__What you should do__.
Every entry in the listing is to be reproduced exactly.

__Extracted material__.
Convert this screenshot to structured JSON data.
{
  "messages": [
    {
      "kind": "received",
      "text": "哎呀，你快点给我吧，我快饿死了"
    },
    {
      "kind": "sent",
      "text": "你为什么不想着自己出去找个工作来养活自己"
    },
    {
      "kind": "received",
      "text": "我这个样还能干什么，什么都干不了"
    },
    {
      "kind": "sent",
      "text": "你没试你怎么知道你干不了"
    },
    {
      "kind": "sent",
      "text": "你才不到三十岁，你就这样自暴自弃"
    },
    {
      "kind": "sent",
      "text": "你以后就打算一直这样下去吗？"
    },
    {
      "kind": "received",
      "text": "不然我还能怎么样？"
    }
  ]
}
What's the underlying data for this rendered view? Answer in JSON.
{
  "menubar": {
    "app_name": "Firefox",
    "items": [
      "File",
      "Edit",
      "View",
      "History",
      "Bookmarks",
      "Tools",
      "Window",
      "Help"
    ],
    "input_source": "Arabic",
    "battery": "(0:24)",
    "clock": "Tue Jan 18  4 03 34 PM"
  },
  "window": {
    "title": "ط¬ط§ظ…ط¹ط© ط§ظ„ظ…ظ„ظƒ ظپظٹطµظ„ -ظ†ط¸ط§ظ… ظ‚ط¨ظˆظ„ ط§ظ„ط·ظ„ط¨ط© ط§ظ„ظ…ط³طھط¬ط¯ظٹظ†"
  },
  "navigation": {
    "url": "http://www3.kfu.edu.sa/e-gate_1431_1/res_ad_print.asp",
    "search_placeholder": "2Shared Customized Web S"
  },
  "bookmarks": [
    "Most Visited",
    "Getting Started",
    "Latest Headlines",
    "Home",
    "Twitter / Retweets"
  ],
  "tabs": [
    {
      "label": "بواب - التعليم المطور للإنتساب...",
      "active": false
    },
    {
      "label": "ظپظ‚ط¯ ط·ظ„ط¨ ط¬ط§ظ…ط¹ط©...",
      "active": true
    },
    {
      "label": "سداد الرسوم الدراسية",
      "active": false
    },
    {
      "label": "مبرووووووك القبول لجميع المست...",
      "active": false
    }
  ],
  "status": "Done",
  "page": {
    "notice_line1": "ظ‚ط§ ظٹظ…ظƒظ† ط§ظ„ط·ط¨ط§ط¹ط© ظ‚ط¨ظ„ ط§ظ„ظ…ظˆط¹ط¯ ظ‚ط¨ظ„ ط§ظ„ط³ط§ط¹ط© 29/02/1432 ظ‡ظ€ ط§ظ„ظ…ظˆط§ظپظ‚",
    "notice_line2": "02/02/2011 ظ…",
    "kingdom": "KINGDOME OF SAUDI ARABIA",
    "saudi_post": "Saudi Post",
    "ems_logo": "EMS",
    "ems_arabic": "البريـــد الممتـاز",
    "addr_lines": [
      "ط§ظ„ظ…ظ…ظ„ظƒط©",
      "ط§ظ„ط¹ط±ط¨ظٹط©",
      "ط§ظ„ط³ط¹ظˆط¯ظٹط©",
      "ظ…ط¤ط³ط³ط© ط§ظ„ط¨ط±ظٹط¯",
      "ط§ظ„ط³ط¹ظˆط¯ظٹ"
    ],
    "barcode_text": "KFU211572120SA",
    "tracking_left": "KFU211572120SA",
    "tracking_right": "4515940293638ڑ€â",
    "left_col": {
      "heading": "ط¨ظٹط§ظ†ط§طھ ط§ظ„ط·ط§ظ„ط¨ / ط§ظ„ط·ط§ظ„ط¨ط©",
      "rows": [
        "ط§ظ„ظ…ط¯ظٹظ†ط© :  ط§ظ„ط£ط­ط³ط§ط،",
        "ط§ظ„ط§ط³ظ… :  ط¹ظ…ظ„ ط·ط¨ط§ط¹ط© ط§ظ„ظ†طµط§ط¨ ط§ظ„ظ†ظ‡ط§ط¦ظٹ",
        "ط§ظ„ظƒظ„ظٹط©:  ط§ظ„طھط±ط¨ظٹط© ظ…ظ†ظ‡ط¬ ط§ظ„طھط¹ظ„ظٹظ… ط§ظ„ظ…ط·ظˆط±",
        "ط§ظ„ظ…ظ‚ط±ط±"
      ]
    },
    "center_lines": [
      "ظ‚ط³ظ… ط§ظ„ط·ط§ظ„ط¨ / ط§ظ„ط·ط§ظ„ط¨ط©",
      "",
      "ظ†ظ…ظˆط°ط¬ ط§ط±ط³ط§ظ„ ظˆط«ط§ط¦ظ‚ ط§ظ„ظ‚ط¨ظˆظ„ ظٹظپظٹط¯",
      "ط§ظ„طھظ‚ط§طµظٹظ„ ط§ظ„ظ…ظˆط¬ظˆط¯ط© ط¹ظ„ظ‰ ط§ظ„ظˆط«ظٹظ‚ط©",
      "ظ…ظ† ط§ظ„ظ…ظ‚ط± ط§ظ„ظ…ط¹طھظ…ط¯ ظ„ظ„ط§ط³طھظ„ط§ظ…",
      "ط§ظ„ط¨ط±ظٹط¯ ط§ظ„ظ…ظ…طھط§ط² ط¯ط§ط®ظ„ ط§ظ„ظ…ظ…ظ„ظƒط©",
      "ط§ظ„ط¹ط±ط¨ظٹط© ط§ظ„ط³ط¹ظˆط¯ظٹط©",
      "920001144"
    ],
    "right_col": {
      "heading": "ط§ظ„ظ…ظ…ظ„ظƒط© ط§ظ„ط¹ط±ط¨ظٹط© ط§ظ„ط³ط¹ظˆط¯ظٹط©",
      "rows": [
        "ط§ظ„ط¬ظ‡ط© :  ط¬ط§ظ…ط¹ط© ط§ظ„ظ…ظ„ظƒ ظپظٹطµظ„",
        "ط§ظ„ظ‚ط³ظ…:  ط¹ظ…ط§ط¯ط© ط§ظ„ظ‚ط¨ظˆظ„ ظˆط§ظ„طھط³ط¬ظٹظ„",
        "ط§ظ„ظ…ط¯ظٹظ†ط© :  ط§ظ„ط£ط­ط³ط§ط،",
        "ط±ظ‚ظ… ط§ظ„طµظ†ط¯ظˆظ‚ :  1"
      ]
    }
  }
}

__Reply__.
Convert this screenshot to structured JSON data.
{
  "messages": [
    {
      "kind": "received",
      "text": "哎呀，你快点给我吧，我快饿死了"
    },
    {
      "kind": "sent",
      "text": "你为什么不想着自己出去找个工作来养活自己"
    },
    {
      "kind": "received",
      "text": "我这个样还能干什么，什么都干不了"
    },
    {
      "kind": "sent",
      "text": "你没试你怎么知道你干不了"
    },
    {
      "kind": "sent",
      "text": "你才不到三十岁，你就这样自暴自弃"
    },
    {
      "kind": "sent",
      "text": "你以后就打算一直这样下去吗？"
    },
    {
      "kind": "received",
      "text": "不然我还能怎么样？"
    }
  ]
}
What's the underlying data for this rendered view? Answer in JSON.
{
  "menubar": {
    "app_name": "Firefox",
    "items": [
      "File",
      "Edit",
      "View",
      "History",
      "Bookmarks",
      "Tools",
      "Window",
      "Help"
    ],
    "input_source": "Arabic",
    "battery": "(0:24)",
    "clock": "Tue Jan 18  4 03 34 PM"
  },
  "window": {
    "title": "ط¬ط§ظ…ط¹ط© ط§ظ„ظ…ظ„ظƒ ظپظٹطµظ„ -ظ†ط¸ط§ظ… ظ‚ط¨ظˆظ„ ط§ظ„ط·ظ„ط¨ط© ط§ظ„ظ…ط³طھط¬ط¯ظٹظ†"
  },
  "navigation": {
    "url": "http://www3.kfu.edu.sa/e-gate_1431_1/res_ad_print.asp",
    "search_placeholder": "2Shared Customized Web S"
  },
  "bookmarks": [
    "Most Visited",
    "Getting Started",
    "Latest Headlines",
    "Home",
    "Twitter / Retweets"
  ],
  "tabs": [
    {
      "label": "بواب - التعليم المطور للإنتساب...",
      "active": false
    },
    {
      "label": "ظپظ‚ط¯ ط·ظ„ط¨ ط¬ط§ظ…ط¹ط©...",
      "active": true
    },
    {
      "label": "سداد الرسوم الدراسية",
      "active": false
    },
    {
      "label": "مبرووووووك القبول لجميع المست...",
      "active": false
    }
  ],
  "status": "Done",
  "page": {
    "notice_line1": "ظ‚ط§ ظٹظ…ظƒظ† ط§ظ„ط·ط¨ط§ط¹ط© ظ‚ط¨ظ„ ط§ظ„ظ…ظˆط¹ط¯ ظ‚ط¨ظ„ ط§ظ„ط³ط§ط¹ط© 29/02/1432 ظ‡ظ€ ط§ظ„ظ…ظˆط§ظپظ‚",
    "notice_line2": "02/02/2011 ظ…",
    "kingdom": "KINGDOME OF SAUDI ARABIA",
    "saudi_post": "Saudi Post",
    "ems_logo": "EMS",
    "ems_arabic": "البريـــد الممتـاز",
    "addr_lines": [
      "ط§ظ„ظ…ظ…ظ„ظƒط©",
      "ط§ظ„ط¹ط±ط¨ظٹط©",
      "ط§ظ„ط³ط¹ظˆط¯ظٹط©",
      "ظ…ط¤ط³ط³ط© ط§ظ„ط¨ط±ظٹط¯",
      "ط§ظ„ط³ط¹ظˆط¯ظٹ"
    ],
    "barcode_text": "KFU211572120SA",
    "tracking_left": "KFU211572120SA",
    "tracking_right": "4515940293638ڑ€â",
    "left_col": {
      "heading": "ط¨ظٹط§ظ†ط§طھ ط§ظ„ط·ط§ظ„ط¨ / ط§ظ„ط·ط§ظ„ط¨ط©",
      "rows": [
        "ط§ظ„ظ…ط¯ظٹظ†ط© :  ط§ظ„ط£ط­ط³ط§ط،",
        "ط§ظ„ط§ط³ظ… :  ط¹ظ…ظ„ ط·ط¨ط§ط¹ط© ط§ظ„ظ†طµط§ط¨ ط§ظ„ظ†ظ‡ط§ط¦ظٹ",
        "ط§ظ„ظƒظ„ظٹط©:  ط§ظ„طھط±ط¨ظٹط© ظ…ظ†ظ‡ط¬ ط§ظ„طھط¹ظ„ظٹظ… ط§ظ„ظ…ط·ظˆط±",
        "ط§ظ„ظ…ظ‚ط±ط±"
      ]
    },
    "center_lines": [
      "ظ‚ط³ظ… ط§ظ„ط·ط§ظ„ط¨ / ط§ظ„ط·ط§ظ„ط¨ط©",
      "",
      "ظ†ظ…ظˆط°ط¬ ط§ط±ط³ط§ظ„ ظˆط«ط§ط¦ظ‚ ط§ظ„ظ‚ط¨ظˆظ„ ظٹظپظٹط¯",
      "ط§ظ„طھظ‚ط§طµظٹظ„ ط§ظ„ظ…ظˆط¬ظˆط¯ط© ط¹ظ„ظ‰ ط§ظ„ظˆط«ظٹظ‚ط©",
      "ظ…ظ† ط§ظ„ظ…ظ‚ط± ط§ظ„ظ…ط¹طھظ…ط¯ ظ„ظ„ط§ط³طھظ„ط§ظ…",
      "ط§ظ„ط¨ط±ظٹط¯ ط§ظ„ظ…ظ…طھط§ط² ط¯ط§ط®ظ„ ط§ظ„ظ…ظ…ظ„ظƒط©",
      "ط§ظ„ط¹ط±ط¨ظٹط© ط§ظ„ط³ط¹ظˆط¯ظٹط©",
      "920001144"
    ],
    "right_col": {
      "heading": "ط§ظ„ظ…ظ…ظ„ظƒط© ط§ظ„ط¹ط±ط¨ظٹط© ط§ظ„ط³ط¹ظˆط¯ظٹط©",
      "rows": [
        "ط§ظ„ط¬ظ‡ط© :  ط¬ط§ظ…ط¹ط© ط§ظ„ظ…ظ„ظƒ ظپظٹطµظ„",
        "ط§ظ„ظ‚ط³ظ…:  ط¹ظ…ط§ط¯ط© ط§ظ„ظ‚ط¨ظˆظ„ ظˆط§ظ„طھط³ط¬ظٹظ„",
        "ط§ظ„ظ…ط¯ظٹظ†ط© :  ط§ظ„ط£ط­ط³ط§ط،",
        "ط±ظ‚ظ… ط§ظ„طµظ†ط¯ظˆظ‚ :  1"
      ]
    }
  }
}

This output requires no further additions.